Goal of the exercise ->
Show all the lines in the data below that include the word "this".

=== Begin Enclosure ===

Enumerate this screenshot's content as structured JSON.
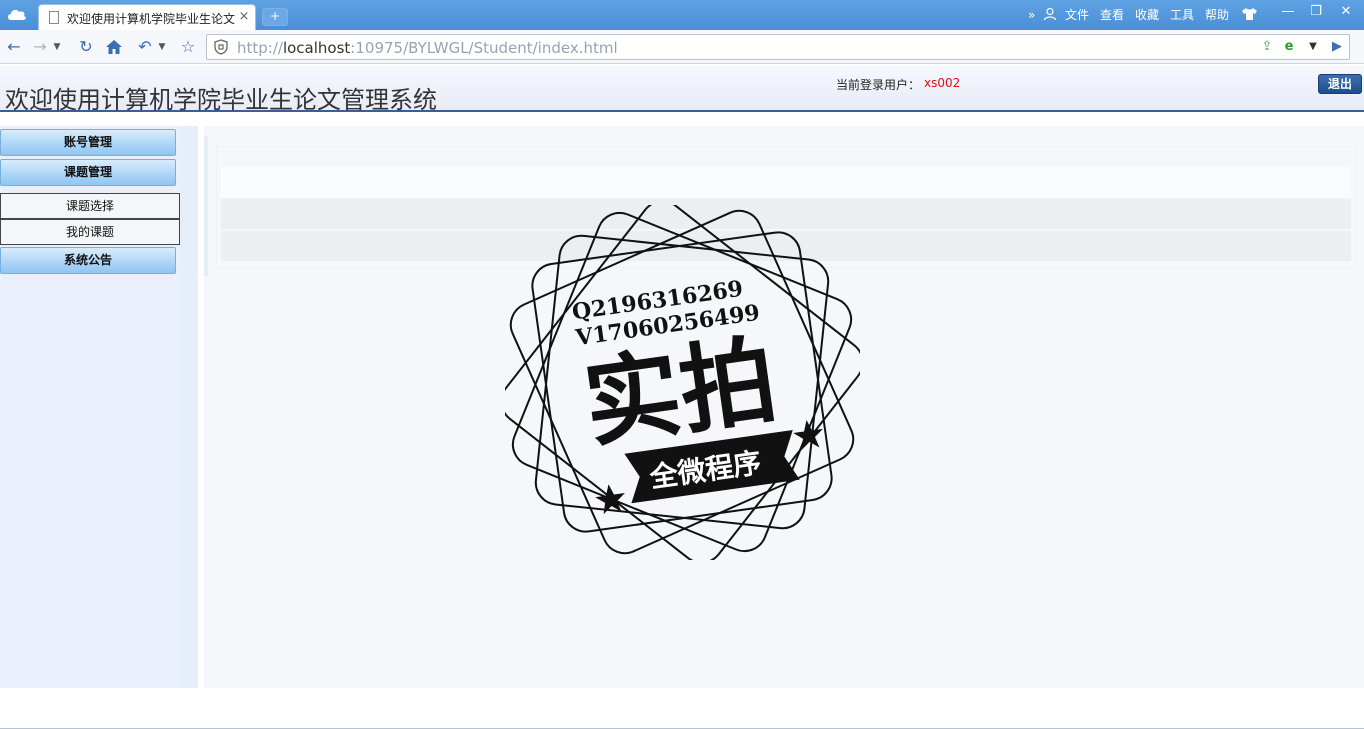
{
  "browser": {
    "tab_title": "欢迎使用计算机学院毕业生论文管理系统",
    "tab_close": "×",
    "new_tab": "+",
    "menu": [
      "文件",
      "查看",
      "收藏",
      "工具",
      "帮助"
    ],
    "overflow": "»",
    "url_prefix": "http://",
    "url_host": "localhost",
    "url_rest": ":10975/BYLWGL/Student/index.html",
    "window_controls": [
      "—",
      "❐",
      "✕"
    ]
  },
  "header": {
    "title": "欢迎使用计算机学院毕业生论文管理系统",
    "user_label": "当前登录用户：",
    "user_name": "xs002",
    "logout_label": "退出"
  },
  "sidebar": {
    "account_mgmt": "账号管理",
    "topic_mgmt": "课题管理",
    "topic_select": "课题选择",
    "my_topics": "我的课题",
    "announcements": "系统公告"
  },
  "watermark": {
    "line1": "Q2196316269",
    "line2": "V17060256499",
    "main_text": "实拍",
    "banner_text": "全微程序"
  }
}
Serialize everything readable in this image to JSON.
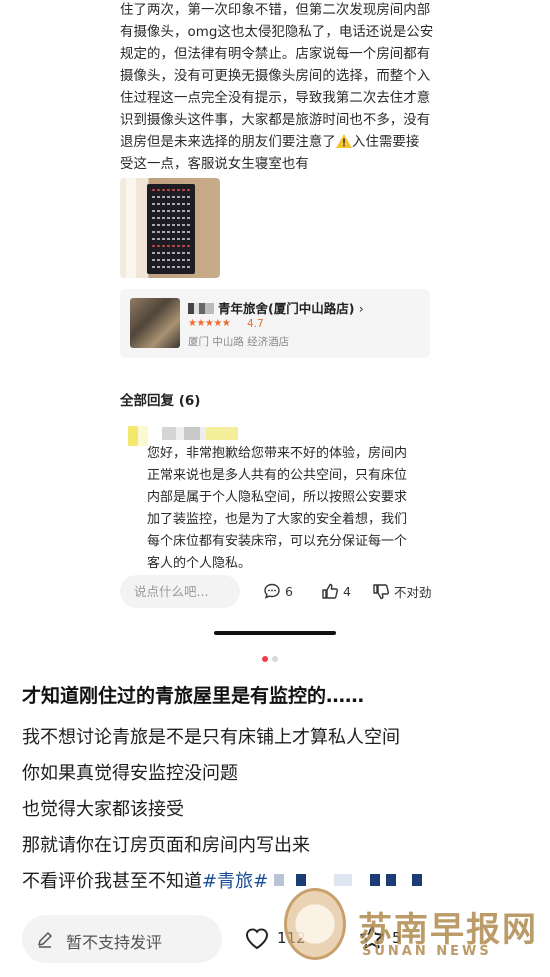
{
  "review": {
    "lines": [
      "住了两次，第一次印象不错，但第二次发现房间内部",
      "有摄像头，omg这也太侵犯隐私了，电话还说是公安",
      "规定的，但法律有明令禁止。店家说每一个房间都有",
      "摄像头，没有可更换无摄像头房间的选择，而整个入",
      "住过程这一点完全没有提示，导致我第二次去住才意",
      "识到摄像头这件事，大家都是旅游时间也不多，没有"
    ],
    "line7_before": "退房但是未来选择的朋友们要注意了",
    "line7_after": "入住需要接",
    "line8": "受这一点，客服说女生寝室也有",
    "warning_icon": "warning-icon"
  },
  "hotel_card": {
    "name": "青年旅舍(厦门中山路店)",
    "chevron": "›",
    "stars": "★★★★★",
    "score": "4.7",
    "tags": "厦门 中山路 经济酒店"
  },
  "replies": {
    "title": "全部回复 (6)",
    "merchant_reply_lines": [
      "您好，非常抱歉给您带来不好的体验，房间内",
      "正常来说也是多人共有的公共空间，只有床位",
      "内部是属于个人隐私空间，所以按照公安要求",
      "加了装监控，也是为了大家的安全着想，我们",
      "每个床位都有安装床帘，可以充分保证每一个",
      "客人的个人隐私。"
    ]
  },
  "comment_bar": {
    "placeholder": "说点什么吧...",
    "comments": "6",
    "likes": "4",
    "dislike_label": "不对劲"
  },
  "post": {
    "title": "才知道刚住过的青旅屋里是有监控的……",
    "lines": [
      "我不想讨论青旅是不是只有床铺上才算私人空间",
      "你如果真觉得安监控没问题",
      "也觉得大家都该接受",
      "那就请你在订房页面和房间内写出来"
    ],
    "last_line_prefix": "不看评价我甚至不知道",
    "tag": "#青旅#"
  },
  "bottom_bar": {
    "reply_placeholder": "暂不支持发评",
    "likes": "112",
    "stars": "5"
  },
  "watermark": {
    "cn": "苏南早报网",
    "en": "SUNAN NEWS"
  },
  "colors": {
    "accent": "#f23d4f",
    "rating": "#f06a2e",
    "tag": "#1b4f9b"
  }
}
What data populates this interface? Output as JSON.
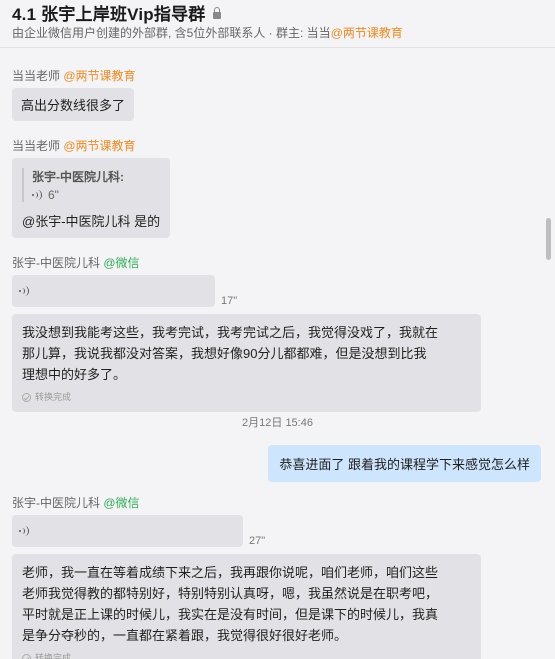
{
  "header": {
    "title": "4.1 张宇上岸班Vip指导群",
    "subtitle_prefix": "由企业微信用户创建的外部群, 含5位外部联系人 · 群主: 当当",
    "subtitle_org": "@两节课教育"
  },
  "messages": [
    {
      "sender": "当当老师",
      "org": "@两节课教育",
      "text": "高出分数线很多了"
    },
    {
      "sender": "当当老师",
      "org": "@两节课教育",
      "quote_name": "张宇-中医院儿科:",
      "quote_voice": "6\"",
      "text": "@张宇-中医院儿科  是的"
    },
    {
      "sender": "张宇-中医院儿科",
      "org": "@微信",
      "voice_duration": "17\"",
      "transcript_lines": [
        "我没想到我能考这些，我考完试，我考完试之后，我觉得没戏了，我就在",
        "那儿算，我说我都没对答案，我想好像90分儿都都难，但是没想到比我",
        "理想中的好多了。"
      ],
      "convert_label": "转换完成"
    },
    {
      "timestamp": "2月12日 15:46"
    },
    {
      "mine": true,
      "text": "恭喜进面了   跟着我的课程学下来感觉怎么样"
    },
    {
      "sender": "张宇-中医院儿科",
      "org": "@微信",
      "voice_duration": "27\"",
      "transcript_lines": [
        "老师，我一直在等着成绩下来之后，我再跟你说呢，咱们老师，咱们这些",
        "老师我觉得教的都特别好，特别特别认真呀，嗯，我虽然说是在职考吧，",
        "平时就是正上课的时候儿，我实在是没有时间，但是课下的时候儿，我真",
        "是争分夺秒的，一直都在紧着跟，我觉得很好很好老师。"
      ],
      "convert_label": "转换完成"
    }
  ],
  "colors": {
    "org_accent": "#f08a24",
    "wechat_green": "#2fae55",
    "bubble_gray": "#e2e2e6",
    "bubble_mine": "#cde5fd"
  }
}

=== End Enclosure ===

Response below ->
Enumerate this screenshot's content as structured JSON.
Serialize everything readable in this image to JSON.
What data populates this interface? Output as JSON.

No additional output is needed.